Ace: When did Forbes become a hippie love-rag? I was counting my money the other day when my Blackberry updated its RSS feed, and what do I see? “Forbes.com: Virginia Is For Lovers.” I am a joyless shut-in, and this is news to me. What is Forbes blathering about, and should I consider moving?—Rick Cleuse
In the spirit of Mark 10:31, Ace will answer your questions in reverse order, Rick. Here goes:
3. You absolutely should consider moving. Drag yourself out of the leather armchair you don’t let anyone else use, shake off those cobwebs and do some burpees. That’s how Ace gets blood flowing to his extremities.
2. Forbes is blathering about Virginia’s official state slogan, which Forbes loves so much that it wants to marry it.
“Virginia Is For Lovers” has been vernacular currency since its inception in 1969, when the Virginia State Travel Service launched a campaign to attract young talent. Hey Rick, you know what’s easier said than done? Luring America’s boomer youth away from their West Coast sex hovels to a commonwealth that, when you parse its name, suggests “land of virgins.” That’s why the slogan works: to our post-modern ears, it sounds sly and self-aware. It’s the catchphrase equivalent of a Quaker teen telling us, with a knowing wink, that her ankle-length gown conceals a pair of exquisite thighs.
Feeling those burpees yet, Rick?
But it was never the commonwealth’s intention to sell us sex. When Richmond advertising firm Martin & Woltz Inc. devised the original tagline, “Virginia is for history lovers,” they found it to be too narrow a draw. Although the initial concept was kind of clever—additional ads would have targeted beach lovers, mountain lovers and, who knows, maybe lovers of Civil War reenactments—the agency decided to drop the modifier, making Virginia a land for all lovers. Except gay lovers. Zing.
Forty years later, Forbes.com ranked the slogan tenth on its recent “10 Best Travel Campaigns” feature. Which brings me to your first question, Rick:
1. Most people would have you believe that Forbes officially became a hippie love-rag when Bono bought an interest in its parent company in 2006. In Ace’s opinion, though, the venture capital scene hasn’t been the same since Richard Branson turned George Soros onto The Polyphonic Spree.

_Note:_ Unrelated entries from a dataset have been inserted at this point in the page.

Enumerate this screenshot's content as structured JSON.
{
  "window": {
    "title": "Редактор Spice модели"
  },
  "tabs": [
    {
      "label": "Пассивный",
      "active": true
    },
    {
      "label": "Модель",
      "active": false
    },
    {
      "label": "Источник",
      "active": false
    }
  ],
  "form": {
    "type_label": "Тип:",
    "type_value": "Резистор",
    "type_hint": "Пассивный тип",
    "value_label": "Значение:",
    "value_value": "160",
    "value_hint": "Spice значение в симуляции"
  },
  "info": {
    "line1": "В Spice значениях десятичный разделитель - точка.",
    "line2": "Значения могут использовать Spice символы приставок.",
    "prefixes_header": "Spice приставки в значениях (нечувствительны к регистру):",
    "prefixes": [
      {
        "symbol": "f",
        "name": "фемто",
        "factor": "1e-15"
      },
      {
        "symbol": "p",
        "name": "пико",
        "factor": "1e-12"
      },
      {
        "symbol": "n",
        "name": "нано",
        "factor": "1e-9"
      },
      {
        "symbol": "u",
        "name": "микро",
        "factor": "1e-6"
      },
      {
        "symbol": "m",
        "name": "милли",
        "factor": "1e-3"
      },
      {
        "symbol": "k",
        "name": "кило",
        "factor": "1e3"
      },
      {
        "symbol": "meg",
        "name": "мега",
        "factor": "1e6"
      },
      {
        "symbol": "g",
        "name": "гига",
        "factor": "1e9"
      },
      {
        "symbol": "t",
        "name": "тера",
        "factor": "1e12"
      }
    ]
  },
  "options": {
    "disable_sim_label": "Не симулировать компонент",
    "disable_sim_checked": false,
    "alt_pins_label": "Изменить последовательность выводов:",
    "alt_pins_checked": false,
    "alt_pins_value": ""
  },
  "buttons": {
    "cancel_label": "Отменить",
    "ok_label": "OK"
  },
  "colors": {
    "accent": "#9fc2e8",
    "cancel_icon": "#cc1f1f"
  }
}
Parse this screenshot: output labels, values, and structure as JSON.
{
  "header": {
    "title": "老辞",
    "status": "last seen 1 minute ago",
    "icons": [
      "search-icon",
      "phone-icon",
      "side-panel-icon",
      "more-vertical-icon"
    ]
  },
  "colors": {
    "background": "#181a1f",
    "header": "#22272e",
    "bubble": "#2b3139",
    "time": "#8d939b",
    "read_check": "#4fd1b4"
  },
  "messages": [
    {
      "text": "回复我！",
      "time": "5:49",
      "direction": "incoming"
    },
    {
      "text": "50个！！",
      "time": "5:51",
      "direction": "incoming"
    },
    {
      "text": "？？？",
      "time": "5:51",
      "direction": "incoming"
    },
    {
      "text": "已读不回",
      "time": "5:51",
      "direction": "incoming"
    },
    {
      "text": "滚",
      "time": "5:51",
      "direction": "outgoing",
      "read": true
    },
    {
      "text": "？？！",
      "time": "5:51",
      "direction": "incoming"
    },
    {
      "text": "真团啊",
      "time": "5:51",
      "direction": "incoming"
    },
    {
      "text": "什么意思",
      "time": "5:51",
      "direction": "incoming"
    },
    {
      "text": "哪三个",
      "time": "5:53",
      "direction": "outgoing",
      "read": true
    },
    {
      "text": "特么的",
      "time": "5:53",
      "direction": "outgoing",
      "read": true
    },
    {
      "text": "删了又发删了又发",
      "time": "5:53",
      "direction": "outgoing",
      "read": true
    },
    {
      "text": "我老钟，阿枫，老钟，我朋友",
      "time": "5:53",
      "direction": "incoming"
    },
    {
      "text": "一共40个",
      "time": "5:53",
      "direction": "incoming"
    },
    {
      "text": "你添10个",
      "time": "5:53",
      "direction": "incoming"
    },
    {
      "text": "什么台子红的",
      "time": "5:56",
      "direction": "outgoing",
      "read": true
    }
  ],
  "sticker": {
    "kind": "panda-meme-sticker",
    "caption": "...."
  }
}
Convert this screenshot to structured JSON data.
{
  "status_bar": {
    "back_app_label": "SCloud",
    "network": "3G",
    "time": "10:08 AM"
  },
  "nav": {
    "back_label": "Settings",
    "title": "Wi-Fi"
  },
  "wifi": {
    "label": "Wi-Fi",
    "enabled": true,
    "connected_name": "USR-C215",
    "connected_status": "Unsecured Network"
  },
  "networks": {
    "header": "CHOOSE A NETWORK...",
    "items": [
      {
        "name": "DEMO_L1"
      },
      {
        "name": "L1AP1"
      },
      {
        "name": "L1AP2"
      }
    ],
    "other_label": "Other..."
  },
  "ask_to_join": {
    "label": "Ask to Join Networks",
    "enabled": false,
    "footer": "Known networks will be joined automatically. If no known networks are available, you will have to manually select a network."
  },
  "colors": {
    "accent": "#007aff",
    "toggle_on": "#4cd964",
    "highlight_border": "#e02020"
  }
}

You can ask Ace yourself. Intrepid investigative reporter Ace Atkins has been chasing readers’ leads for 20 years. If you have a question for Ace, e-mail it to firstname.lastname@example.org.